Task to carry out: Filter the entries below, keeping only lines with the word "облегчения".

Given data:
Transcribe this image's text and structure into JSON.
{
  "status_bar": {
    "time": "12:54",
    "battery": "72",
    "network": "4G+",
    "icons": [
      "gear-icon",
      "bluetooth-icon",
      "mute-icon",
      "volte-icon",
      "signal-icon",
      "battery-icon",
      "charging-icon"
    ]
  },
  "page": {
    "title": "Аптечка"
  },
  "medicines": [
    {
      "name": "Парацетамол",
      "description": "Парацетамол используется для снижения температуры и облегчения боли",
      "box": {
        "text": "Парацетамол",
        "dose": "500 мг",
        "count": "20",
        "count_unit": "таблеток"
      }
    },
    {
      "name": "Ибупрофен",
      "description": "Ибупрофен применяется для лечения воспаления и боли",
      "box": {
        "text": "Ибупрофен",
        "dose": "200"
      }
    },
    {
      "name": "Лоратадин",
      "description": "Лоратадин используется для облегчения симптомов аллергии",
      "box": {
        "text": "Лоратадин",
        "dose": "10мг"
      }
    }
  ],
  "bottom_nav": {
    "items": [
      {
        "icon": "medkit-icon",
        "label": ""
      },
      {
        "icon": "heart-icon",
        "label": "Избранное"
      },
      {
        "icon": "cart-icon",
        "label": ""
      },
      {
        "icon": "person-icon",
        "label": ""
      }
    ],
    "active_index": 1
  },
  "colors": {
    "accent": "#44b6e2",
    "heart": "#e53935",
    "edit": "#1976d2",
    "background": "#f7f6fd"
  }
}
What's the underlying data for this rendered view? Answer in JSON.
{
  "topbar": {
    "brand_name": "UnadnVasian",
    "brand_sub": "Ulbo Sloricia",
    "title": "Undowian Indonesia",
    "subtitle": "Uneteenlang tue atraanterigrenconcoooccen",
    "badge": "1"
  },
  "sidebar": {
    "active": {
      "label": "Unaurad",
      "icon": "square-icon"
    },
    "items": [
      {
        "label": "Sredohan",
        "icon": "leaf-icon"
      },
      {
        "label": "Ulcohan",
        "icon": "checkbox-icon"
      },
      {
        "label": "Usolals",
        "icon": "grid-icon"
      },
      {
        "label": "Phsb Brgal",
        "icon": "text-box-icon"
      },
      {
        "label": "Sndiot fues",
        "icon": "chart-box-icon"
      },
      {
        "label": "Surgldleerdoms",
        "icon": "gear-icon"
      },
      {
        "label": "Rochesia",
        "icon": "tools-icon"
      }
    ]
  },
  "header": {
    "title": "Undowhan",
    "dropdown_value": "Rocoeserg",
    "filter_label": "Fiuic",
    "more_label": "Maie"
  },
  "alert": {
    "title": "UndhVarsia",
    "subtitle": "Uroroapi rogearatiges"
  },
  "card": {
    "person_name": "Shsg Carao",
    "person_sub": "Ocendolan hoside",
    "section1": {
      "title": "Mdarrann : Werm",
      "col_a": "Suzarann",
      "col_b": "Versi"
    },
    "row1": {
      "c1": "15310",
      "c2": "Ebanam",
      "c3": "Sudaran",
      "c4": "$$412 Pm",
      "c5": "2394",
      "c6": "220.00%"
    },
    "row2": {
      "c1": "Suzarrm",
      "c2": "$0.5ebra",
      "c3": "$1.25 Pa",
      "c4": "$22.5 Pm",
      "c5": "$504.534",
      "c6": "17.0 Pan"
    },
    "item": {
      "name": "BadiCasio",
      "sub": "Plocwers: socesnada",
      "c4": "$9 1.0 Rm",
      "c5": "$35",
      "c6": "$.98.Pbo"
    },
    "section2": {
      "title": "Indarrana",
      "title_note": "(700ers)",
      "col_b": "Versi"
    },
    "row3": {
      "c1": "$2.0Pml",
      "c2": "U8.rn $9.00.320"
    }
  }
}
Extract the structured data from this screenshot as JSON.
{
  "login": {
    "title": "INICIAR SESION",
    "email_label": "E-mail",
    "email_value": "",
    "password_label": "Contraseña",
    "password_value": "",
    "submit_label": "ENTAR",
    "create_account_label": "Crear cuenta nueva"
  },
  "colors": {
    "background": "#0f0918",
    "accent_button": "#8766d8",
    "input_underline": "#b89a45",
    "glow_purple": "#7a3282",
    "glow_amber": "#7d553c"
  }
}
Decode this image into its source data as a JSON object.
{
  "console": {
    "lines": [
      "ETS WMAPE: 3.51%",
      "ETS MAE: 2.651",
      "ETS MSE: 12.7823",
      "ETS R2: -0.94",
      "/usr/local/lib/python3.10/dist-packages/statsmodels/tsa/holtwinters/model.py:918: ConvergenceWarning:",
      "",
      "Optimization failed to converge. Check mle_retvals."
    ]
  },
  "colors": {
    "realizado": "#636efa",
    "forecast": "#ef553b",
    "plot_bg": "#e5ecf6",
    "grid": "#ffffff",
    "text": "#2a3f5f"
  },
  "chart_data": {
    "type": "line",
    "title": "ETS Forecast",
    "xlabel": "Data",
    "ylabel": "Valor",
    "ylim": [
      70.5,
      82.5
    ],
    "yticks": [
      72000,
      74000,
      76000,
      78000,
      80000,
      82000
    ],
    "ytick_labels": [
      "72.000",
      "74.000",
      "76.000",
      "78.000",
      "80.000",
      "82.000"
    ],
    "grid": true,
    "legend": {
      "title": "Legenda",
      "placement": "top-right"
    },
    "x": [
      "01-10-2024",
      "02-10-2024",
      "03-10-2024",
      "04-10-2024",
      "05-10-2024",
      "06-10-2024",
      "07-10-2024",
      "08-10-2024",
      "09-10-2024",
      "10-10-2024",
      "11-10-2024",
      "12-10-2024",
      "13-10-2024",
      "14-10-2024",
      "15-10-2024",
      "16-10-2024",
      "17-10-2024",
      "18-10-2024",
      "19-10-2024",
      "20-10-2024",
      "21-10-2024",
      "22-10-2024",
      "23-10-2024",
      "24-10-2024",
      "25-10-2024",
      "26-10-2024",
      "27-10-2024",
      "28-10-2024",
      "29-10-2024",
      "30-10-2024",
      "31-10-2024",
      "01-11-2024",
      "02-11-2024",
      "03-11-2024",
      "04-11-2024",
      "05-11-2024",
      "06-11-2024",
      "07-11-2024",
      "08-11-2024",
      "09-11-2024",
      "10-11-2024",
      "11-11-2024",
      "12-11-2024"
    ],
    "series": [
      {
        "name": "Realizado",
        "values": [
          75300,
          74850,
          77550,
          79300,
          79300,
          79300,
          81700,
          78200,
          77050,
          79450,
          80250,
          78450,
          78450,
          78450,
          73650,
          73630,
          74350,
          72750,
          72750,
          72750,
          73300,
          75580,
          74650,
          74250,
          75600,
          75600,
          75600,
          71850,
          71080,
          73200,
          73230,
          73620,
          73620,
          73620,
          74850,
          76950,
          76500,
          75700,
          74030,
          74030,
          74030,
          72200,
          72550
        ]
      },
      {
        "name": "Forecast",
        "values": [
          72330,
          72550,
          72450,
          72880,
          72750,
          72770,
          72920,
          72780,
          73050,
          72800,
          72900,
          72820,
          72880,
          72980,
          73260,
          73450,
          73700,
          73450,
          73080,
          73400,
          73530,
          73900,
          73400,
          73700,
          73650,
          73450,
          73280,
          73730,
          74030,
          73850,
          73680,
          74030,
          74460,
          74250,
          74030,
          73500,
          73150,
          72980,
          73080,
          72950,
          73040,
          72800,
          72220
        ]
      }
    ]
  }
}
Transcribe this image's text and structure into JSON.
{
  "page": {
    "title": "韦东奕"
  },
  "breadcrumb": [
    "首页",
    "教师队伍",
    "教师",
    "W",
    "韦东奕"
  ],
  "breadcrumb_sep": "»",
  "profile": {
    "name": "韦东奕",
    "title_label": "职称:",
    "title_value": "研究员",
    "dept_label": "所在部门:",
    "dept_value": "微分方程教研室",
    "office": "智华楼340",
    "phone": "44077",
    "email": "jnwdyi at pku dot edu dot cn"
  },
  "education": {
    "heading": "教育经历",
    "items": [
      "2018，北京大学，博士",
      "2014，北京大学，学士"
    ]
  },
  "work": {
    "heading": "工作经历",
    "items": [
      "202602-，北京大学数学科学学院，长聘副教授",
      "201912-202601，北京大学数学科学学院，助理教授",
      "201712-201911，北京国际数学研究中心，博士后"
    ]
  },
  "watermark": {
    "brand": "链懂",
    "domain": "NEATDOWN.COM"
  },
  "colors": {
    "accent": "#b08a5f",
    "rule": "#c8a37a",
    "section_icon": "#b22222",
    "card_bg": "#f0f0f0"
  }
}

Task output:
      "description": "Парацетамол используется для снижения температуры и облегчения боли",
      "description": "Лоратадин используется для облегчения симптомов аллергии",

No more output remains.